1 Like

At this point even two more readers and 2 more euroes per month are fine. And I’m really, really trying to build more focus and work ethic which should also help for my mental health.
Look it would give me more satisfaction than my current job (surveillance in supermarket)

1 Like

After being ill for most of last week I have surfaced to start doing some code. The next game is going to be the first game I’ve made with a cat in it! So I am enjoying making silly placeholder text - it’s part of the fun of doing code before writing for me :smile:




I, personally, will not set up a Patreon unless I am confident that I can create enough content and engage with my patreons sufficiently.

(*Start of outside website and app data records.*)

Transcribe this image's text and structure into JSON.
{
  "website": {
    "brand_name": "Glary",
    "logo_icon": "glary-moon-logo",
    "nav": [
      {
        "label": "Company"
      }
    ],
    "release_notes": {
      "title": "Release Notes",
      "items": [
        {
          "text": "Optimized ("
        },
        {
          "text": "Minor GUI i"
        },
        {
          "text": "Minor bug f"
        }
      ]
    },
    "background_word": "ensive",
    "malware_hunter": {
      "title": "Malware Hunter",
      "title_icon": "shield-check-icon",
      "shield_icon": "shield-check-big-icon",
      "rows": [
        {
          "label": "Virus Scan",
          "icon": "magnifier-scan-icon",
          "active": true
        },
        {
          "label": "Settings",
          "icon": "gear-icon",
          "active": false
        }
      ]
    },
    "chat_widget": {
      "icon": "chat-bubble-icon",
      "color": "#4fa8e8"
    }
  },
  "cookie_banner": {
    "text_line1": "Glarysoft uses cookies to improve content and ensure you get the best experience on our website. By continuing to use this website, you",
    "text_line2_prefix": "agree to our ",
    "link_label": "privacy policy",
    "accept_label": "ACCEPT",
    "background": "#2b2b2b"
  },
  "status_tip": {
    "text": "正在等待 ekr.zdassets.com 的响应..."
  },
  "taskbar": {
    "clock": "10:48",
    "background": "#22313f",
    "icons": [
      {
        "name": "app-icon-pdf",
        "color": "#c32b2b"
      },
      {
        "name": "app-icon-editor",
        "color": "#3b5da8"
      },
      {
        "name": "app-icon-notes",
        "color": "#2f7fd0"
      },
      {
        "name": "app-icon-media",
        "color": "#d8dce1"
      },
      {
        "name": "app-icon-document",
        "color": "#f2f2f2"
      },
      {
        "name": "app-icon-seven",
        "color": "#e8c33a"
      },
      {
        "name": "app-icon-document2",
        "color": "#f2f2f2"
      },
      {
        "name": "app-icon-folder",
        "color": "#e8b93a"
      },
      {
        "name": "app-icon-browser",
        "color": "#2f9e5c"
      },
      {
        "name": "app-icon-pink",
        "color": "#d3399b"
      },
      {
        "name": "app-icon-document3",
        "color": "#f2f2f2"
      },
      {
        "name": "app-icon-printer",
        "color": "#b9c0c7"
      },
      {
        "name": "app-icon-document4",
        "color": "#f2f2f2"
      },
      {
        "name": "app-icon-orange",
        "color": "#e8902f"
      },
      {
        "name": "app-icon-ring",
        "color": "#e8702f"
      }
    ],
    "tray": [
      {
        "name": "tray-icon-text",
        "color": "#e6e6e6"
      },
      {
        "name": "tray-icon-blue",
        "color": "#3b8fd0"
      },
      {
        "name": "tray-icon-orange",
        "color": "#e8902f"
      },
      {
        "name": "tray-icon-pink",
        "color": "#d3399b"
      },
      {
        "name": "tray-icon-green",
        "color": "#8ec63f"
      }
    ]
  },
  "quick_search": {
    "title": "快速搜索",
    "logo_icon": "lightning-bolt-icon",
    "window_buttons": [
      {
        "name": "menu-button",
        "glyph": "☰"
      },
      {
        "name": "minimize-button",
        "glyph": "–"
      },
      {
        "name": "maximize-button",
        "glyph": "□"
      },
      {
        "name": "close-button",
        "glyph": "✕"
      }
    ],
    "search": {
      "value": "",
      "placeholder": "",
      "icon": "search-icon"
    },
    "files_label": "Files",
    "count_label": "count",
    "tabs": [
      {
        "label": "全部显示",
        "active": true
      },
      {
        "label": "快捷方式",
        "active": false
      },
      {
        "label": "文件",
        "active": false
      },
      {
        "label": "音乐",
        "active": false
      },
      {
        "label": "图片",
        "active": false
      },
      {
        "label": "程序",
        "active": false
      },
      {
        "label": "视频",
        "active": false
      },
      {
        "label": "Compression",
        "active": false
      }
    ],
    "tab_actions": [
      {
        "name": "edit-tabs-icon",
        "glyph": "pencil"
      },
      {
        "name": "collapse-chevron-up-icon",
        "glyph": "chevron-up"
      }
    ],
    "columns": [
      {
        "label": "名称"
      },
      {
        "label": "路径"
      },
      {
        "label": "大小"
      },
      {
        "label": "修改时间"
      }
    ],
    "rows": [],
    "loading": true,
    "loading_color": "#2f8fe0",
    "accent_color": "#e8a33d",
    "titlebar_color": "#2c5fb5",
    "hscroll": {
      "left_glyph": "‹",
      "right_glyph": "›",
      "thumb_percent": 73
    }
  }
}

Currently, my slow writing and my lack of available time to engage properly are deterring me from making one.

I think multi-talented creators who can do multiple things for their Patreon (eg paint, draw, design, etc) have a big advantage over creators, like myself who are not multi-talented.


@Eiwynn I respect you and I don’t want to start a rant about my current life.
Long story short I must make a living and I must work on my writing life. Both.
I’m running out of option and my life has been slipping from my hand since the last three years.
What should I do? I’m open to suggestion from anyone

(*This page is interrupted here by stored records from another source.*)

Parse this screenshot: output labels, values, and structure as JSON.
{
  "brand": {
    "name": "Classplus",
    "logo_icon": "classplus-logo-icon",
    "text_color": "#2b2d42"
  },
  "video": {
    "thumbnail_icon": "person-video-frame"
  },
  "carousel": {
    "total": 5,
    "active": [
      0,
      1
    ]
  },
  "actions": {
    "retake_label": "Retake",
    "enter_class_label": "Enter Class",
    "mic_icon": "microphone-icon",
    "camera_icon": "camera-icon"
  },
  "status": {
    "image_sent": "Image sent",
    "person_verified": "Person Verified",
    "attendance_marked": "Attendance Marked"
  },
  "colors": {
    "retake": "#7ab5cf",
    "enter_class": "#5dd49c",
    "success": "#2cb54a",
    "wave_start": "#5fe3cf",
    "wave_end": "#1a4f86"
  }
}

I think “#OMG cat” and “#Sorry I would like to pet the cat now” are absolutely perfect as written, or almost. All they need is punctuation, which obviously consists of a comma and a full stop for the latter, and exactly 17 exclamation points for the former. Also, you may want to change up the vocabulary with synonyms like “feline,” “grimalkin,” and “kitteh.”

On a more serious note, I’m glad you are feeling better and super excited to have a new game to look forward to!


So, hey, I’m plotting a sci-fi spy thriller (yes, I’m plotting multiple stories at the same time. I find that easier for my thought processes to handle. Especially when they’re connected) and I’m trying to foreshadow the existence of a double agent who everyone believes is sort of an urban legend and not real, but I have a feeling that the readers will see through that and think they must be real if they’re mentioned at all… I could use some advice.


Like the boogeyman, everyone may “know” your agent exists, but the details are what will provide you the twist that throws the reader’s assurances away.

The details can be real or not … everyone knows the boogeyman exists, but what that means is different to each individual reading your story.

1 Like

Maybe introduce them as a potential ally who is eager to join your side, to help and advice you … until they do a Heel-Face Turn and betray you, or you find out that they are not real, and it is too late to do anything about it. Make them feel as cunning as possible, to keep the intrigue high.

Edit: The above, plus do the same for the enemy side too.

1 Like

Ah, no, they actually are on your side, that’s the whole point. They’re hidden in the enemy ranks.

Snippet 1

“So you’re telling me we have a loose double agent out there we can’t identify, all just because their contact was too paranoid to tell anyone who they even are, let alone what would be the correct communication protocols?! Did he have a contingency plan at all for if he gets himself killed?”

Snippet 2

”We’re telling ghost stories now? You said you saw, what? A wraith? A banshee? Courier?”


”That’s the label Intelligence files under all the ops they’re too embarrassed to admit they screwed up—”

”Ops, software updates, broken coffee makers.”

”—as I was saying, a phantom spy, a glitch in the machine. File your reports or Courier gets you.”

Snippet 3

“It’ll be hard to beat, say, the Courier Protocols.”

“I’ve never even heard of the Courier Protocols.”

“An imaginary undercover agent, complete with all required protocols, buried into all of the official paperwork. It’s been there for years, and nobody has cleaned it yet.”

1 Like

Include double agents in your own ranks.

Most readers will think “I can’t trust anyone.”

Smart readers will think “I bet there are double agents in the enemy ranks as well.”


Let the double agent be one urban legend among many. And don’t make the other legends completely false while everything you hear about the double agent turns out to be 100% true. Let there be stories about the double agent that sound ridiculous because they’re considerably embellished, even though there’s a grain of truth at the core.

1 Like